EXERCISE PROMPT:
Everything in the data except the pictures belongs in your answer, copied exactly.

SUPPLIED DATA:

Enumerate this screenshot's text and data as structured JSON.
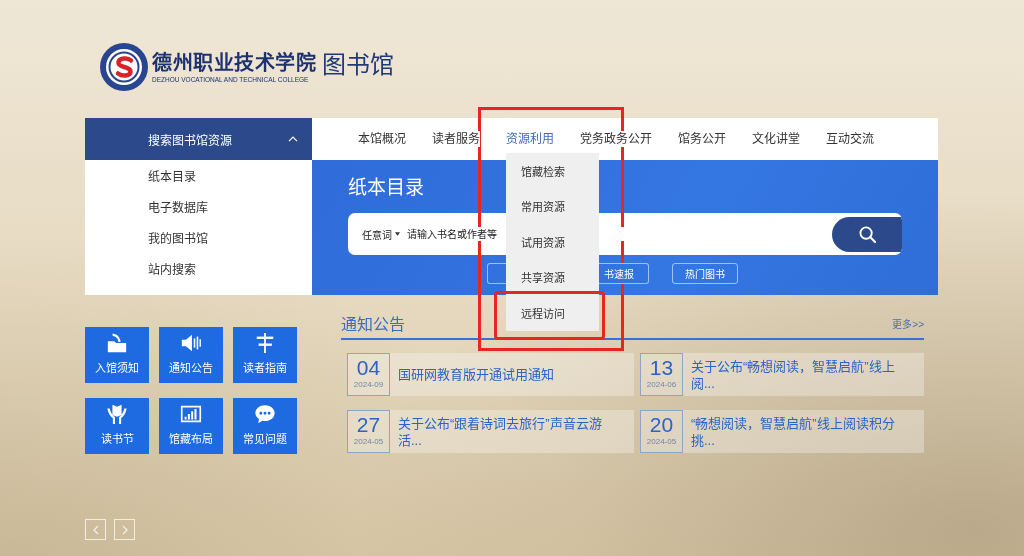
{
  "header": {
    "college_name": "德州职业技术学院",
    "college_name_en": "DEZHOU VOCATIONAL AND TECHNICAL COLLEGE",
    "site_name": "图书馆"
  },
  "sidebar": {
    "title": "搜索图书馆资源",
    "expanded": true,
    "items": [
      {
        "label": "纸本目录"
      },
      {
        "label": "电子数据库"
      },
      {
        "label": "我的图书馆"
      },
      {
        "label": "站内搜索"
      }
    ]
  },
  "nav": {
    "items": [
      {
        "label": "本馆概况",
        "selected": false,
        "highlighted": false
      },
      {
        "label": "读者服务",
        "selected": false,
        "highlighted": false
      },
      {
        "label": "资源利用",
        "selected": true,
        "highlighted": true,
        "menu": [
          {
            "label": "馆藏检索",
            "highlighted": false
          },
          {
            "label": "常用资源",
            "highlighted": false
          },
          {
            "label": "试用资源",
            "highlighted": false
          },
          {
            "label": "共享资源",
            "highlighted": false
          },
          {
            "label": "远程访问",
            "highlighted": true
          }
        ]
      },
      {
        "label": "党务政务公开",
        "selected": false,
        "highlighted": false
      },
      {
        "label": "馆务公开",
        "selected": false,
        "highlighted": false
      },
      {
        "label": "文化讲堂",
        "selected": false,
        "highlighted": false
      },
      {
        "label": "互动交流",
        "selected": false,
        "highlighted": false
      }
    ]
  },
  "banner": {
    "title": "纸本目录",
    "search": {
      "scope": "任意词",
      "placeholder": "请输入书名或作者等"
    },
    "tags": [
      {
        "kind": "cut_right"
      },
      {
        "kind": "cut_left",
        "label": "书速报"
      },
      {
        "kind": "full",
        "label": "热门图书"
      }
    ]
  },
  "quick_links": [
    {
      "label": "入馆须知"
    },
    {
      "label": "通知公告"
    },
    {
      "label": "读者指南"
    },
    {
      "label": "读书节"
    },
    {
      "label": "馆藏布局"
    },
    {
      "label": "常见问题"
    }
  ],
  "notices": {
    "title": "通知公告",
    "more": "更多>>",
    "items": [
      {
        "day": "04",
        "month": "2024-09",
        "title": "国研网教育版开通试用通知"
      },
      {
        "day": "13",
        "month": "2024-06",
        "title": "关于公布“畅想阅读，智慧启航”线上阅..."
      },
      {
        "day": "27",
        "month": "2024-05",
        "title": "关于公布“跟着诗词去旅行”声音云游活..."
      },
      {
        "day": "20",
        "month": "2024-05",
        "title": "“畅想阅读，智慧启航”线上阅读积分挑..."
      }
    ]
  }
}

EXERCISE ANSWER:
Enumerate this screenshot's text and data as structured JSON.
{
  "header": {
    "college_name": "德州职业技术学院",
    "college_name_en": "DEZHOU VOCATIONAL AND TECHNICAL COLLEGE",
    "site_name": "图书馆"
  },
  "sidebar": {
    "title": "搜索图书馆资源",
    "expanded": true,
    "items": [
      {
        "label": "纸本目录"
      },
      {
        "label": "电子数据库"
      },
      {
        "label": "我的图书馆"
      },
      {
        "label": "站内搜索"
      }
    ]
  },
  "nav": {
    "items": [
      {
        "label": "本馆概况",
        "selected": false,
        "highlighted": false
      },
      {
        "label": "读者服务",
        "selected": false,
        "highlighted": false
      },
      {
        "label": "资源利用",
        "selected": true,
        "highlighted": true,
        "menu": [
          {
            "label": "馆藏检索",
            "highlighted": false
          },
          {
            "label": "常用资源",
            "highlighted": false
          },
          {
            "label": "试用资源",
            "highlighted": false
          },
          {
            "label": "共享资源",
            "highlighted": false
          },
          {
            "label": "远程访问",
            "highlighted": true
          }
        ]
      },
      {
        "label": "党务政务公开",
        "selected": false,
        "highlighted": false
      },
      {
        "label": "馆务公开",
        "selected": false,
        "highlighted": false
      },
      {
        "label": "文化讲堂",
        "selected": false,
        "highlighted": false
      },
      {
        "label": "互动交流",
        "selected": false,
        "highlighted": false
      }
    ]
  },
  "banner": {
    "title": "纸本目录",
    "search": {
      "scope": "任意词",
      "placeholder": "请输入书名或作者等"
    },
    "tags": [
      {
        "kind": "cut_right"
      },
      {
        "kind": "cut_left",
        "label": "书速报"
      },
      {
        "kind": "full",
        "label": "热门图书"
      }
    ]
  },
  "quick_links": [
    {
      "label": "入馆须知"
    },
    {
      "label": "通知公告"
    },
    {
      "label": "读者指南"
    },
    {
      "label": "读书节"
    },
    {
      "label": "馆藏布局"
    },
    {
      "label": "常见问题"
    }
  ],
  "notices": {
    "title": "通知公告",
    "more": "更多>>",
    "items": [
      {
        "day": "04",
        "month": "2024-09",
        "title": "国研网教育版开通试用通知"
      },
      {
        "day": "13",
        "month": "2024-06",
        "title": "关于公布“畅想阅读，智慧启航”线上阅..."
      },
      {
        "day": "27",
        "month": "2024-05",
        "title": "关于公布“跟着诗词去旅行”声音云游活..."
      },
      {
        "day": "20",
        "month": "2024-05",
        "title": "“畅想阅读，智慧启航”线上阅读积分挑..."
      }
    ]
  }
}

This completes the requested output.